Brooklyn rapper Your Old Droog released three albums in 2019 but then had a mostly quiet 2020, until finally emerging with this new album. While his previous album Jewelry found him embracing his Jewish heritage, this new album finds the Ukranian-American rapper exploring his Eastern European roots. Droog does that in his lyrics and with some of his samples, but the overall vibe is still what Droog fans know and love: '90s-style New York rap with bars that hit hard enough to rival Droog's biggest influences. (To quote a line from Droog's 2017 album Packs: "I'm sick of these sycophants that want make their idols proud, I want my hero to hear me and shit his pants." Judging by this new album, his goals haven't changed.) The album was executive produced by Mach-Hommy and produced/mixed by Tha God Fahim, and they both appear on the album, alongside El-P, Black Thought, Phonte of Little Brother, billy woods, and Tvoy. That list includes some of the most legendary MCs to ever appear on a Your Old Droog album, and Droog still stands tall next to the best of them.

Your Old Droog recently released his new album Dump YOD: Krutoy Edition, and as pointed out in my Notable Releases writeup quoted above, it finds him exploring his Eastern European roots while delivering the unique spin on '90s-style New York rap that he's been honing since he broke out with his 2014 self-titled EP. We caught up with Droog over email to ask him some questions about the new album, the music that influenced it, other artists he'd like to collaborate with, and more. Read on for our chat...

Your 2019 album Jewelry spoke about your Jewish heritage and this new one speaks about your Eastern European heritage, and you've mentioned in both cases that it took you a while to fully embrace these roots. Can you talk a bit about what inspired you to dedicate albums to these topics, and what went into the process of exploring these sides of yourself and turning that exploration into songs?

It just felt right. My general life interests started to naturally go in those directions so it came out in the music. Once I saw these elements coming out in the material, a different part of my brain found a way to tie it all together into cohesive projects. I didn’t want to half-ass anything so I went all the way. Those were two parts of my heritage that were largely ignored and I didn’t want to beat around the bush any longer.

What would you say you learned about yourself or your roots while writing the songs for Dump YOD: Krutoy Edition?

I learned that I’m just as nice in Russian as I am in English. Nah, the past few years have been a slow but enriching process of growing, and embracing my roots, away from the music. I think most of the work was done before I ever wrote one bar. Although during the making of the album, there were a few moments of “Wow, I can’t believe I snuffed out this rich cultural history earlier in life, for what exactly?” You know that one rhyme where I said I traded my culture for 4 wings and some hot sauce? Yeah. I spent so many years entrenched in poverty that I associated loose cigarettes, Timberlands, and my immediate surroundings with my identity. That’s not who I am. That barely scratches the surface. I forgot who I was. This album is me remembering who I am.
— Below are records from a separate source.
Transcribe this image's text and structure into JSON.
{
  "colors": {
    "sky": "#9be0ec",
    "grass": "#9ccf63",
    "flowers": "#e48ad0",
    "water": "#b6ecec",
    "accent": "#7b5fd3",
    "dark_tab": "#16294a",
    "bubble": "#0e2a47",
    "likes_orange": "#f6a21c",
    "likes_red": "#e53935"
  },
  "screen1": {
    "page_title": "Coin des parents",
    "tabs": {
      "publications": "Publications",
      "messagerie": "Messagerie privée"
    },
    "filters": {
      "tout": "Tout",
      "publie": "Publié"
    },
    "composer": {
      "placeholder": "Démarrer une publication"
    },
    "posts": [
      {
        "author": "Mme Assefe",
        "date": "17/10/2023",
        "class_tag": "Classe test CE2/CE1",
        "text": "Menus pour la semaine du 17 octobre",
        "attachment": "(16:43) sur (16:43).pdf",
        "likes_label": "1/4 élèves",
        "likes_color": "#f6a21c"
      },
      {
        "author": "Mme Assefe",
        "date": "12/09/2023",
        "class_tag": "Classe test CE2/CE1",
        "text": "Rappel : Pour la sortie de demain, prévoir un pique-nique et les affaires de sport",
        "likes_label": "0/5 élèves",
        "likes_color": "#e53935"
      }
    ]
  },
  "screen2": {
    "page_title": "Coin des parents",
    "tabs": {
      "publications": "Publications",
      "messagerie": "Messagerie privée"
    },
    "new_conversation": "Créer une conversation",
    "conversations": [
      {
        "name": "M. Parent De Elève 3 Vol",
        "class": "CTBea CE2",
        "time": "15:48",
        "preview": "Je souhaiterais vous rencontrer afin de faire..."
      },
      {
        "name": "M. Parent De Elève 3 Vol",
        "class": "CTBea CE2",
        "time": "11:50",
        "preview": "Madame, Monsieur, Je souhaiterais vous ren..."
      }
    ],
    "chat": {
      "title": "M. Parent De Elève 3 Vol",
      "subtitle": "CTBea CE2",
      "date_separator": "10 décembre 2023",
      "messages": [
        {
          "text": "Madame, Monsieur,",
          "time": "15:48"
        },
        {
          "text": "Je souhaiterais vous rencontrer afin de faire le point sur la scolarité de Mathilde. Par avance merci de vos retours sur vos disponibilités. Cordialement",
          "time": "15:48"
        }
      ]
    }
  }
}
What do you most hope that listeners learn about you and/or take away from this album?

I don’t really care. I thoroughly enjoyed making this album and I know what it means to me and that’s enough. I’m glad it’s out. If the listeners can take anything away from it, it’s that they are hearing a person who is 100% comfortable with himself and he wasn’t always that way. So, they too, through patience, and hard-work, can master being their authentic selves.

Musically speaking, top five influences on this new album?

Music of Eastern Europe, Music of Israel, Tha God Fahim, Lil Wayne, Igor Stravinsky.

The new album has some legendary guests (Black Thought, El-P, Phonte) - how'd you link up with those guys, and how did being on a track with them challenge you as an artist?

We all crossed paths via mutual respect. It didn’t really challenge me at all because I wrote and recorded my verses on those songs before I knew they were going to be featured on them.

What guest(s) would you most like to do a song with that you haven't already?

Megan Thee Stallion, Rihanna, Dolly Parton, FKA Twigs, Kanye West.